Filed under:

How the Cincinnati Bengals discovered James Wright

New, comments

The Cincinnati Bengals drafted LSU wide receiver James Wright in the seventh round of the 2014 NFL draft. It wasn't his ability as a receiver that caught the team's eye. It was his speed.

Kim Klement-USA TODAY Sports

Whether it's casual reading or obsessive information gathering, there's something about Geoff Hobson's weekly mailbag. Sure -- his perspectives and articles are slanted in a somewhat team-friendly matter (that tends to happen when you write for the team's official website). Whatever. There's good content there.

For instance, the latest mailbag talks about how the team came to select wide receiver James Wright during the seventh round of the 2014 NFL draft.

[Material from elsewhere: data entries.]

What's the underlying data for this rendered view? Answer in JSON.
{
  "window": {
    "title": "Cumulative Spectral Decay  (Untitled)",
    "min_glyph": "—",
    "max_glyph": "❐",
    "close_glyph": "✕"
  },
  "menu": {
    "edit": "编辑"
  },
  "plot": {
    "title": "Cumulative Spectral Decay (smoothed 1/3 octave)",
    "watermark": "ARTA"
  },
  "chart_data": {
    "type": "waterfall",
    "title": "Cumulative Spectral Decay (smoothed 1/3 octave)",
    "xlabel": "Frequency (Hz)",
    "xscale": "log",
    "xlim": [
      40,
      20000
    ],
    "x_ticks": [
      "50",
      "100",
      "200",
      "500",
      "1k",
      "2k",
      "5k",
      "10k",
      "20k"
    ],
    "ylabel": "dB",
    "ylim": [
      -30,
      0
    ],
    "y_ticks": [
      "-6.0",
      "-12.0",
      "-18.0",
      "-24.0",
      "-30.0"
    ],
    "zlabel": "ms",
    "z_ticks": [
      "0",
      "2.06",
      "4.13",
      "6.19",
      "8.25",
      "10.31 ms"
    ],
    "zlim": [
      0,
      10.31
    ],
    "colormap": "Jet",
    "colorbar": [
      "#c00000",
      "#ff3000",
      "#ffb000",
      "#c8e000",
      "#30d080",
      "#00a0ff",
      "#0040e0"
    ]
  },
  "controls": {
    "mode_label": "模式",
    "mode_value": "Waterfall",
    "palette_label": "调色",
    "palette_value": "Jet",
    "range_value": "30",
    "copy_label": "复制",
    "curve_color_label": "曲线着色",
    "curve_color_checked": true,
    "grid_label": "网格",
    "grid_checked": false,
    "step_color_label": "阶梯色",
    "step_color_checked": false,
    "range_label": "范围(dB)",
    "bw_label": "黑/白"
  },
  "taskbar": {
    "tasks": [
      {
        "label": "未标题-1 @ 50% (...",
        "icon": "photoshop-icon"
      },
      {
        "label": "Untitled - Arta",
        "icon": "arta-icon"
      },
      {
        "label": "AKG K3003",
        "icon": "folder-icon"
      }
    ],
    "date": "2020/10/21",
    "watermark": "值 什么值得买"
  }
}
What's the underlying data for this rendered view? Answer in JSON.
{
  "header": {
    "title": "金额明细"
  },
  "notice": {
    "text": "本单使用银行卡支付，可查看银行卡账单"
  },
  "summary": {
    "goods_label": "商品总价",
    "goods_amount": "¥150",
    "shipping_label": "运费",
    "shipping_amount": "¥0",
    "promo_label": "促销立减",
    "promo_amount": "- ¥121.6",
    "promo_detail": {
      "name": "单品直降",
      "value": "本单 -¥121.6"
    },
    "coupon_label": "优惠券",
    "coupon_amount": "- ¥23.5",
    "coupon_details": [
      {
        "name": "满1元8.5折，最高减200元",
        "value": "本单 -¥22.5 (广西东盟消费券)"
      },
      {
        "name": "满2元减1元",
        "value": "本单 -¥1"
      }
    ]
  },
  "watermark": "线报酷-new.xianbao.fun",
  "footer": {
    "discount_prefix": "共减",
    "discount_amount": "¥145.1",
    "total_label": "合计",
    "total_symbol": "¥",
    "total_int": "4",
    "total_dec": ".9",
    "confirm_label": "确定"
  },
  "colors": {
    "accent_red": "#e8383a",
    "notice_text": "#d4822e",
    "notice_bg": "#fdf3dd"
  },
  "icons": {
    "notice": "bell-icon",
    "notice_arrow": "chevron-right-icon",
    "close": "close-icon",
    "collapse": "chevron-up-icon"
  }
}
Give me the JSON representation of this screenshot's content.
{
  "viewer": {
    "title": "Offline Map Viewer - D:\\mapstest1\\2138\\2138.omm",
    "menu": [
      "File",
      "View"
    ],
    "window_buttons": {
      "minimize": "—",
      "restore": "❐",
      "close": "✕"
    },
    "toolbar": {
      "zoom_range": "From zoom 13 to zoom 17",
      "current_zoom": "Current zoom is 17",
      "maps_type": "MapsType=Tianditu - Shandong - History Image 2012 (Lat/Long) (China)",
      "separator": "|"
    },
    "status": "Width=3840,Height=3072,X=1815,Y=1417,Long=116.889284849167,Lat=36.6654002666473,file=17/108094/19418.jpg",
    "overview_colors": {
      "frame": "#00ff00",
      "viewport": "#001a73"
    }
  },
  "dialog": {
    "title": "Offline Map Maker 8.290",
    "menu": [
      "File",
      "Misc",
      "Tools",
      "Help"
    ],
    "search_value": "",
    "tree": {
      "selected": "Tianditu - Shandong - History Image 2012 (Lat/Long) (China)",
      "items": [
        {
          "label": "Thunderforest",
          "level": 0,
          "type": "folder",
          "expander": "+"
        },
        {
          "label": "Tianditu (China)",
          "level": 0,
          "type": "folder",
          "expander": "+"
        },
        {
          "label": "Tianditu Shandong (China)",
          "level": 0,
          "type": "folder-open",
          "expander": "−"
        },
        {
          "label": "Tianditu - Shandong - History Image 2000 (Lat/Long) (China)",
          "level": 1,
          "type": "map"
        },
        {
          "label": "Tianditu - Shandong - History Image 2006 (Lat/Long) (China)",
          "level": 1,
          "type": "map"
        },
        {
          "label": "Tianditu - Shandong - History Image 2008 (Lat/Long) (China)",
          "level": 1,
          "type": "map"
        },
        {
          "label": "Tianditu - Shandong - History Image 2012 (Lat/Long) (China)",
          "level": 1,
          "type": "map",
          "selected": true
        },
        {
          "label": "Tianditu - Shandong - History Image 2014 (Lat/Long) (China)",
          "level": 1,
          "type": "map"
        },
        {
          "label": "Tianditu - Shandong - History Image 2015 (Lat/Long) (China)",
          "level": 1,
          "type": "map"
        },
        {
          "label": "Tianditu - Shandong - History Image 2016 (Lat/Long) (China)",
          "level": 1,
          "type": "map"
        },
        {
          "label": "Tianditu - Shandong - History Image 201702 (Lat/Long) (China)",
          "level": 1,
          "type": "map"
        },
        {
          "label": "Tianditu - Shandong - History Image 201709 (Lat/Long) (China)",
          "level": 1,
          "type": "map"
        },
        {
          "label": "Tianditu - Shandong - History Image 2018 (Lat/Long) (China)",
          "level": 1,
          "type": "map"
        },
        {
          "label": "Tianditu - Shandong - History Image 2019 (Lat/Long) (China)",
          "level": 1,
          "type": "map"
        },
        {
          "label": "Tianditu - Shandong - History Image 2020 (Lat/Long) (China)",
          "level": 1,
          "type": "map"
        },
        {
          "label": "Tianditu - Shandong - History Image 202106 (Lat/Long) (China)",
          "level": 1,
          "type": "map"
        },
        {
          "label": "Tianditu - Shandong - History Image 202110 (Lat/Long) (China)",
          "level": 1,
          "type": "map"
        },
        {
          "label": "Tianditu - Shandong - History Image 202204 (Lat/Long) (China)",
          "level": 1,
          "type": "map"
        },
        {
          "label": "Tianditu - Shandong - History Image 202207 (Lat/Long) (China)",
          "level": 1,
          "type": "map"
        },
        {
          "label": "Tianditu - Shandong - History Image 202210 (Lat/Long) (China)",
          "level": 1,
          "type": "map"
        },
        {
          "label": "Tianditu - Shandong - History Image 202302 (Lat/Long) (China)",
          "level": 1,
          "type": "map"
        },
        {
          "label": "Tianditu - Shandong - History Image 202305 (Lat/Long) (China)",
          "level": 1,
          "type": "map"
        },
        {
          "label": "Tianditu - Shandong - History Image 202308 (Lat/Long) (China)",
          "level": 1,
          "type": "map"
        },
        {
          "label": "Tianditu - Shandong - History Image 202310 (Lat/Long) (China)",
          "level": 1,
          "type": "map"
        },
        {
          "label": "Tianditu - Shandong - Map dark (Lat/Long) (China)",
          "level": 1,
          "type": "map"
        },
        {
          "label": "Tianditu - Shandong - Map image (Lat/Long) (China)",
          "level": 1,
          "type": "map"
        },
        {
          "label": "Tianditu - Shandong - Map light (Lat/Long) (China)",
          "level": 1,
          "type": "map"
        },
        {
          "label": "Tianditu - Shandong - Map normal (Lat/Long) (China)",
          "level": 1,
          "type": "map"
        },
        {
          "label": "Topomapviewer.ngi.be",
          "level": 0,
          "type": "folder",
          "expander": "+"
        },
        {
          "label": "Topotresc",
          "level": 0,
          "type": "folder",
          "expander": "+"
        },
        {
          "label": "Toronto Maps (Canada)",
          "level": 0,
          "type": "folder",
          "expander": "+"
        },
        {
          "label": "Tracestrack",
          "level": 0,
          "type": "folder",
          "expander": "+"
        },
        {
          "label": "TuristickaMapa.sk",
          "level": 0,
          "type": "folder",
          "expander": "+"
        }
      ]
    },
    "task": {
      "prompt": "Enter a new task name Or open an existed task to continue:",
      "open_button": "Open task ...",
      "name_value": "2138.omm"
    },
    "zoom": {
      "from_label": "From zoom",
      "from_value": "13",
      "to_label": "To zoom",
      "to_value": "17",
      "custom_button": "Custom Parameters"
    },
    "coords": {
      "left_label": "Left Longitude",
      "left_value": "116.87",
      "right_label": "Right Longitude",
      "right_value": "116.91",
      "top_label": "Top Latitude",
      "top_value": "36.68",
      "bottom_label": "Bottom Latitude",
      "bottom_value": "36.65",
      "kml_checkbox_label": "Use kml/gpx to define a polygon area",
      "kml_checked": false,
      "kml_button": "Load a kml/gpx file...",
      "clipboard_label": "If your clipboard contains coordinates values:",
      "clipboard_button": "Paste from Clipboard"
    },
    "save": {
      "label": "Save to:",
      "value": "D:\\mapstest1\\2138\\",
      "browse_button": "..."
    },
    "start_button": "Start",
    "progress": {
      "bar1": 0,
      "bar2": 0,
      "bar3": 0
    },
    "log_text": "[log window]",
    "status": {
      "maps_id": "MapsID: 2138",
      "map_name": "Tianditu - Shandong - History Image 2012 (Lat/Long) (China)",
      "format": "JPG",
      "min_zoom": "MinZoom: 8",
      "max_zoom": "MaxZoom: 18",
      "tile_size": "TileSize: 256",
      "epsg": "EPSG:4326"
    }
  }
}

Robert Livingston, the Bengals southeast scout, was all over LSU’s Wright early, particularly in his all-star game, in large part because he knew a lot about him even though Wright didn’t have a catch in 2013. But he had seen him play receiver the year before and he knew he had the size (6-2) and the speed to run well enough that he was a special teams nightmare for opponents.

Offensive coordinator Hue Jackson was headed to LSU’s pro day to see running back Jeremy Hill, but he was also anxious to see Wright because of the personnel reports. When Jackson saw Wright run, he loved him, so it 239 was an easy pick because they thought they had upgraded in two ways, at special teams and at the No. 5 receiver.

That's right. Good ol' fashioned scouting, from Robert Livingston and eventually offensive coordinator Hue Jackson, who provided an alley-oop-sized assist in discovering Wright.

In truth, Wright's season was blah (which is what you expect from a seventh-rounder). He only played 190 snaps on offense and was targeted 14 times -- two of those targets led to interceptions, which came against the Cleveland Browns (part I) and Tampa Bay.

But it was also his performance against Tampa Bay that stood out this season.

With 2:37 remaining in the fourth quarter from their own 19-yard line, the Bengals had third and 11 when Andy Dalton carelessly chucked the football down the sidelines. Wright pulled in the 30-yard reception at midfield. Eventually Tampa Bay used their entire allotment of timeouts and Cincinnati punted the football back to Tampa Bay with 1:55 remaining -- their (non)game-winning drive would stall at midfield.

Wright, who generated five tackles and forced a fumble on special teams, also posted a 24-yard reception against Carolina that put Cincinnati into field goal position in overtime. Unfortunately, he missed the final five games with a knee injury.